In the penultimate episode of Season 1, “Baelor,” Ned Stark, the supposed “main character” of the show, dies when King Joffrey orders his execution. Before Ser Ilyn severs Ned’s head with his own greatsword, Ned mumbles something, but there’s no audio so viewers couldn’t make his final words out. That’s prompted a bunch of theories, like that Ned was saying “I kept my promise” or something else that might allude to Jon Snow’s true parentage. Or, maybe he was just saying “valar morghulis.” There are much more insane theories too, like that Ned was communicating with a time-traveling Bran Stark, or that it wasn’t actually Ned, but a shapeshifted Jaqen H’ghar in his place.

The exciting possibilities are endless, but they’re all wrong, because the answer is not exciting.

According to Bean, in an interview with HuffPost, in the moments before Ned’s death, he was “just saying a prayer.” Here’s Bean:

I couldn’t be too specific, because I don’t know if religion [like that] was around in those days, whatever they were. I just thought, ‘What would you do if this were really gonna happen?’ You probably would pray. You probably would murmur some words and you’d keep it quiet. You’d keep it to yourself.”

“It’s quite subtle in that many people wouldn’t pick it up,” Bean continued. “It was an interesting thing to do for me at that point. There’s not much you can do really, you’ve got your head on a block. That’s about the only thing you can do is murmur.”

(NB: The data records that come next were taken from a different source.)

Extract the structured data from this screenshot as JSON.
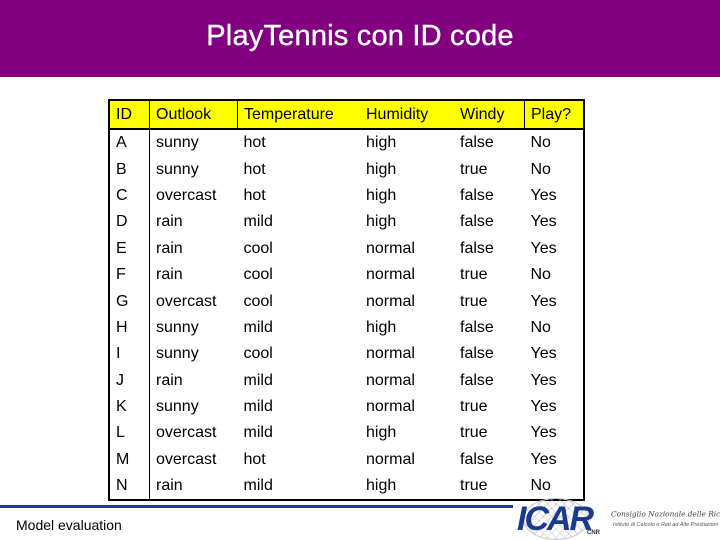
{
  "slide": {
    "title": "PlayTennis con ID code",
    "footer_text": "Model evaluation",
    "colors": {
      "title_bar": "#820080",
      "header_fill": "#ffff00",
      "footer_line": "#1f3a82"
    }
  },
  "table": {
    "columns": [
      "ID",
      "Outlook",
      "Temperature",
      "Humidity",
      "Windy",
      "Play?"
    ],
    "rows": [
      [
        "A",
        "sunny",
        "hot",
        "high",
        "false",
        "No"
      ],
      [
        "B",
        "sunny",
        "hot",
        "high",
        "true",
        "No"
      ],
      [
        "C",
        "overcast",
        "hot",
        "high",
        "false",
        "Yes"
      ],
      [
        "D",
        "rain",
        "mild",
        "high",
        "false",
        "Yes"
      ],
      [
        "E",
        "rain",
        "cool",
        "normal",
        "false",
        "Yes"
      ],
      [
        "F",
        "rain",
        "cool",
        "normal",
        "true",
        "No"
      ],
      [
        "G",
        "overcast",
        "cool",
        "normal",
        "true",
        "Yes"
      ],
      [
        "H",
        "sunny",
        "mild",
        "high",
        "false",
        "No"
      ],
      [
        "I",
        "sunny",
        "cool",
        "normal",
        "false",
        "Yes"
      ],
      [
        "J",
        "rain",
        "mild",
        "normal",
        "false",
        "Yes"
      ],
      [
        "K",
        "sunny",
        "mild",
        "normal",
        "true",
        "Yes"
      ],
      [
        "L",
        "overcast",
        "mild",
        "high",
        "true",
        "Yes"
      ],
      [
        "M",
        "overcast",
        "hot",
        "normal",
        "false",
        "Yes"
      ],
      [
        "N",
        "rain",
        "mild",
        "high",
        "true",
        "No"
      ]
    ]
  },
  "logo": {
    "mark": "ICAR",
    "cnr": "CNR",
    "org": "Consiglio Nazionale delle Ricerche",
    "sub": "Istituto di Calcolo e Reti ad Alte Prestazioni"
  }
}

That underwhelming answer sure does make a lot of sense! After all, Ned was a pretty devout follower of “the Old Gods.” It’s not as exciting as, say, Ned giving time-traveling instructions to Bran, who is actually the Night King, but it’s far less stupid. Ned’s final words were a quiet prayer, a bit of character work that’s far more responsible for Game of Thrones being good than the most outlandish theory.

Game of Thrones’s final season won’t premiere until 2019.